In 2017, Psy-Group planned to expand Project Butterfly to target up to ten college campuses and other "venues," according to the documents. In addition, the company said that its operatives would focus on between fifteen and twenty "national level individual targets." Donors were told that Psy-Group had "mapped anti-Israel hubs" across the country and had "executed 5 rapid-response operations nationwide," without explaining what those operations entailed and whom they targeted.
The names of Psy-Group's targets weren't included in the May, 2017, summary of Project Butterfly, which was marked "confidential." But a few days after the incident outside Bazian's home, Burstien, Psy-Group's founder and C.E.O, provided a report to researchers at a Washington think tank called the Foundation for Defense of Democracies, or F.D.D., which included the names of some of the B.D.S. activists whom the Israeli firm had targeted or planned to target. According to the Psy-Group report, the company had prepared "dossiers" on Bazian and eight other individuals. Psy-Group told the foundation that Bazian "got our full attention," and that his dossier included "criminal background records" and other documents "obtained via HUMINT capabilities," using the abbreviation for human-intelligence gathering. (When asked about the report, Bazian said he wasn't sure what "criminal background records" Psy-Group was referring to. He said that he had received speeding tickets on occasion over the years, and was arrested in San Francisco, in 1991, for helping organize a student protest.)
The Foundation for Defense of Democracies and Psy-Group appeared to share a particular interest in the role of a pro-B.D.S. organization that Bazian had founded, American Muslims for Palestine, or A.M.P. At a congressional hearing in 2016, F.D.D.'s vice-president for research, Jonathan Schanzer, alleged that Bazian and others working for or on behalf of A.M.P. had ties to organizations that Schanzer said have been accused of providing money to Hamas. (Bazian said that the foundation's accusations were part of "a smear campaign that attempts to discredit anyone that deals with Palestine." He added, "I have no ties whatsoever to any Palestinian group, faction, or organization inside occupied Palestine.")
Psy-Group told the foundation that it planned to investigate "organizations and companies" that sponsor A.M.P.'s conferences, and singled out a Wisconsin-based Palestinian activist named Salah Sarsour, who has been in charge of organizing the conferences since 2015, as a planned target. Psy-Group alleged that Sarsour had "involvement with Hamas." (Sarsour said that he had no relationship with the group.) Sarsour, who moved to the U.S. from the West Bank in 1993, told me about two incidents since the summer of 2017 that made him suspect people were spying on him—although, he acknowledged, he had no hard evidence.

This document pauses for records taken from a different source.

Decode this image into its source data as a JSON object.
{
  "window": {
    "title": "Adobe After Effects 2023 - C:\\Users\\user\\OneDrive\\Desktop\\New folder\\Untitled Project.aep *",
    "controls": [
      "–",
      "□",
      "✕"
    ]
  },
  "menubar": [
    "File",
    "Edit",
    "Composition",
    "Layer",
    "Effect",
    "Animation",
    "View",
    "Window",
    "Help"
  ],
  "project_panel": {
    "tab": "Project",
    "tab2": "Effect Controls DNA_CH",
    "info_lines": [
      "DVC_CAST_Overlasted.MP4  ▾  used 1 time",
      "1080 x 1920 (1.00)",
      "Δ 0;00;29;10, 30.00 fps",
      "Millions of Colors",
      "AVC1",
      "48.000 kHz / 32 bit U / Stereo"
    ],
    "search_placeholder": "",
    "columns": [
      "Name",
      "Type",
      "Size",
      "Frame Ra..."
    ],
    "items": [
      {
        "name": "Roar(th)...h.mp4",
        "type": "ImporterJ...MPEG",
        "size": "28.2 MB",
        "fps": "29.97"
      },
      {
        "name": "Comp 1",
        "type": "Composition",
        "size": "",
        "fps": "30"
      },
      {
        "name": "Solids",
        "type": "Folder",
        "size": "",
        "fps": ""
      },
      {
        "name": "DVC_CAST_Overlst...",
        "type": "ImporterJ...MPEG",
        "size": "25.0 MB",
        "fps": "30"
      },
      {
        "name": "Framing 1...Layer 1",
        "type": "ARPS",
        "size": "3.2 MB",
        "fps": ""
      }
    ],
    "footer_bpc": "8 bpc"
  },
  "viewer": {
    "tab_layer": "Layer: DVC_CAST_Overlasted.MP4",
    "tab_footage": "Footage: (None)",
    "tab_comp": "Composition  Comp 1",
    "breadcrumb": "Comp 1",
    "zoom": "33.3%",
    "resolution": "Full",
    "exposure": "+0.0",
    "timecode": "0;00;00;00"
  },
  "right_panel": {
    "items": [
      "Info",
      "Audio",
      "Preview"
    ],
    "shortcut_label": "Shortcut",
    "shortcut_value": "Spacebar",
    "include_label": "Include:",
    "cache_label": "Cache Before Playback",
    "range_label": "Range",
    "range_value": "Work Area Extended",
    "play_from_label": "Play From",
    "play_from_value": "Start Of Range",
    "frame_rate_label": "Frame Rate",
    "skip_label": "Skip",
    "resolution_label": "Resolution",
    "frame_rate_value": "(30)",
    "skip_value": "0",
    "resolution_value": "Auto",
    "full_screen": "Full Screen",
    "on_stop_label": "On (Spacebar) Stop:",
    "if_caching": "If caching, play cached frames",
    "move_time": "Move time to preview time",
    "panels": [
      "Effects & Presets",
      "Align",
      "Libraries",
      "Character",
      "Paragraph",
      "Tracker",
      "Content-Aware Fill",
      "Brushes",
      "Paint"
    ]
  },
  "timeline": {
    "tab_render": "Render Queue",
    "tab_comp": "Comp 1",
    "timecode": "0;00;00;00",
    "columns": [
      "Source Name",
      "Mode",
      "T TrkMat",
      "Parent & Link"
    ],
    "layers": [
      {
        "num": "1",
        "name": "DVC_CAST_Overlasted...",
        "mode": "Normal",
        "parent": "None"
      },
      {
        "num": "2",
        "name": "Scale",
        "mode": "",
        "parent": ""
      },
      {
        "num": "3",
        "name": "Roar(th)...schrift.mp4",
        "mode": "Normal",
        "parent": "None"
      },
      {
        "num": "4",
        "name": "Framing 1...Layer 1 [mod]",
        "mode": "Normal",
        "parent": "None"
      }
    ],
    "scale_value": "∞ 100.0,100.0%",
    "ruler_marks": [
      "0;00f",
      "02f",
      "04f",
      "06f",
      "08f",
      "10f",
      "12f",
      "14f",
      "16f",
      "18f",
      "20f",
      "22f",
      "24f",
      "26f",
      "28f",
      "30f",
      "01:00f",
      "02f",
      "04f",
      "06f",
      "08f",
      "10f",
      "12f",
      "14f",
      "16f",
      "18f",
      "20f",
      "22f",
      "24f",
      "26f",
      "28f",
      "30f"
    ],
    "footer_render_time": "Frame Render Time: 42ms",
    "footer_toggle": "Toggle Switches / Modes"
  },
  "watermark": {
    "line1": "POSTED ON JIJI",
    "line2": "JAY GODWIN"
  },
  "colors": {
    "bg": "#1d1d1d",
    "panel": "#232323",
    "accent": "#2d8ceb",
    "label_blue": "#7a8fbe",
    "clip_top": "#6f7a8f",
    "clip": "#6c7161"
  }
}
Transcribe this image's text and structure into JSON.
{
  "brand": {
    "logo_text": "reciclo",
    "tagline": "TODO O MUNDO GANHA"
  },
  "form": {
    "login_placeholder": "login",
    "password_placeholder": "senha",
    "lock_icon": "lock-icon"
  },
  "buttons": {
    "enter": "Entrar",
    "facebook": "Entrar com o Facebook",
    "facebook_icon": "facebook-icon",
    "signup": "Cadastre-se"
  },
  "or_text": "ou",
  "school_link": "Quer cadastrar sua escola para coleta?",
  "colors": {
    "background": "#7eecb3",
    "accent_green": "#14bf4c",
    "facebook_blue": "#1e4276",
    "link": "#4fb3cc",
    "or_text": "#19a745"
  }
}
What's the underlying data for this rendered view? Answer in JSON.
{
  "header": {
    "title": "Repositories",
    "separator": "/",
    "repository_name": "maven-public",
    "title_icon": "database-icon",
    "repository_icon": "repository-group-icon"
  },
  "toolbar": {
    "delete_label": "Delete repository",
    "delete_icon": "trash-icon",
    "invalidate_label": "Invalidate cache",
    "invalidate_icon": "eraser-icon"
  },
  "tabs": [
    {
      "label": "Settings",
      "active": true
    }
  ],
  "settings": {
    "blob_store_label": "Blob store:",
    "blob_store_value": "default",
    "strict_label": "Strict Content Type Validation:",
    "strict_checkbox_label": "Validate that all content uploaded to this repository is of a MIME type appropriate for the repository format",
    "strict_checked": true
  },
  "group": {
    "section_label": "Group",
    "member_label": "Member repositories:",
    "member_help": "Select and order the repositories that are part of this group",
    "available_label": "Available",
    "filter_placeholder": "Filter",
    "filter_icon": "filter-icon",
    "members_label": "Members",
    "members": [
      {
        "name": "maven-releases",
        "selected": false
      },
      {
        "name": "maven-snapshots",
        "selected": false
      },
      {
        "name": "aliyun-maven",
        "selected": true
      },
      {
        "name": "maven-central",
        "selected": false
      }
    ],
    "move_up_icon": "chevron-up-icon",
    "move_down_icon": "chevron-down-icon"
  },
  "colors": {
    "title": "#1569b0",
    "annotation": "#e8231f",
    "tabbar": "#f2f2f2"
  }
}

An F.D.D. official confirmed that the think tank met with Psy-Group, but she said the foundation "did not end up contracting with them, and their research did little to advance our own." Psy-Group went out of business in February, 2018, as F.B.I. agents began to investigate its work. Other counter-B.D.S. organizations have continued to operate against activists. Bazian's page at CanaryMission.org accuses him of spreading "classic anti-Semitism," and features several videos, including one titled "The Most Dangerous Professor in America?" "I am concerned and do take stock of the intimidation tactics," Bazian told me. "But I am not deterred."